18 8 1
The teachings of classical dressage master Walter Zettl are being preserved for posterity in an initiative by the United States Dressage Federation (USDF) and arena footing company Premier Equestrian.
Zettl’s widely successful video series and book that the trainer produced with Premier Equestrian more than a decade ago is officially being archived by the USDF.
Zettl, 88, began his riding career in 1945, and in 1950, at the age of 21, he became the youngest person ever to be awarded the German Federation Gold Riding Medal, for success in upper level dressage and jumping for a single competitive season. In 1952, he was selected to compete for Germany’s dressage team in the Helsinki Summer Olympics, but was ruled to be a professional rider and therefore ineligible.
In 1955, he earned his formal Reitlehrer certification as a riding coach, and began training young champions while continuing to compete himself. He won several awards in the Bavarian Dressage Championships and the Salzburg International Jumping Grand Prix on a horse he rode for the first time. He moved to Canada in 1981, and has been a Canadian citizen since 1987.
Premier Equestrian president Heidi Zorn first met the German-born trainer in the year 2000 at a USDF convention, and said she immediately recognized his true devotion to horses and riders’ well-being.
“I was completely mesmerized by Walter’s gentle, soft-spoken technique that literally transformed the horse before your eyes,” recalled Zorn.
“Walter became my new mentor from that moment on. I was able to convince him and his wife Heide to come to Salt Lake City, Utah, for a clinic. It was then that I had the inspiration that this man must be documented. He possessed hundreds of years of Classical Dressage knowledge, and if he wasn’t documented, this information could be lost forever. Walter’s main objective was to share his knowledge with as many people as he could, always carrying the message of keeping the well-being of the horse as the first and most important principle. He truly wanted to make the world a better place for horses and humans.”
Zorn and her business partner and husband, Mark Neihart, developed a plan to make Zettl’s wisdom available to all equestrians. Zorn and Neihart, a musician, artist, and video producer, followed Zettl for four years to various destinations across North America as he taught students.

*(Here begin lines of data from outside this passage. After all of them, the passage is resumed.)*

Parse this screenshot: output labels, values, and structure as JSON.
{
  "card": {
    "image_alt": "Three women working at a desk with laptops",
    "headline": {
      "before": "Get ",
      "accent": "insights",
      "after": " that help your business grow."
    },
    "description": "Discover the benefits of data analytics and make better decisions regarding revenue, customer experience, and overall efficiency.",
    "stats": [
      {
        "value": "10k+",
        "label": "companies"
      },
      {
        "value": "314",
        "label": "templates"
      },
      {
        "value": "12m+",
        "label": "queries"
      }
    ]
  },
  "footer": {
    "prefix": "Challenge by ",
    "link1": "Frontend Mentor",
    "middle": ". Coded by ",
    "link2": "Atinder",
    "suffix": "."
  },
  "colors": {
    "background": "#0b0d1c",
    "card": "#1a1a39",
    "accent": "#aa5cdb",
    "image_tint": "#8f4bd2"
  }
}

The end result was a five-volume video series called A Matter of Trust. The first volume debuted in 2002, and Volume V was released in 2005. “The videos show various breeds of horses, different levels of riders, and a systematic method of advancing horses through the levels,” Zorn said. “The Matter of Trust series has been a huge success, and has given a wide variety of people and disciplines – even beyond dressage – a chance to embrace Walter’s deep understanding of horse training and classical dressage.”
In the years following the release of Volume I, the video series has generated over $1 million in retail sales and has become an effective way for equestrians everywhere to learn from Zettl.
“I believe that Walter’s work has made the world a better place,” Zorn said. “Knowing that this information will be preserved for many years leaves me with some comfort that horses may always be treated in a kind and humane way. Now Walter’s message of kindness and gentle training techniques that were developed many centuries ago will be preserved, and the horses’ well-being will always be a priority.”
Zettl is also the author of Circle of Trust: Reflections on the Essence of Horses and Horsemanship, and Dressage in Harmony.
USDF is archiving the instructional video series A Matter of Trust, as well as the book Ask Walter.
“We are very fortunate to have an organization like the USDF in our country to preserve and cultivate the art of dressage,” Zorn said. “On behalf of Walter, Mark, and myself, we are forever grateful that the USDF agreed that these teaching shall be preserved.”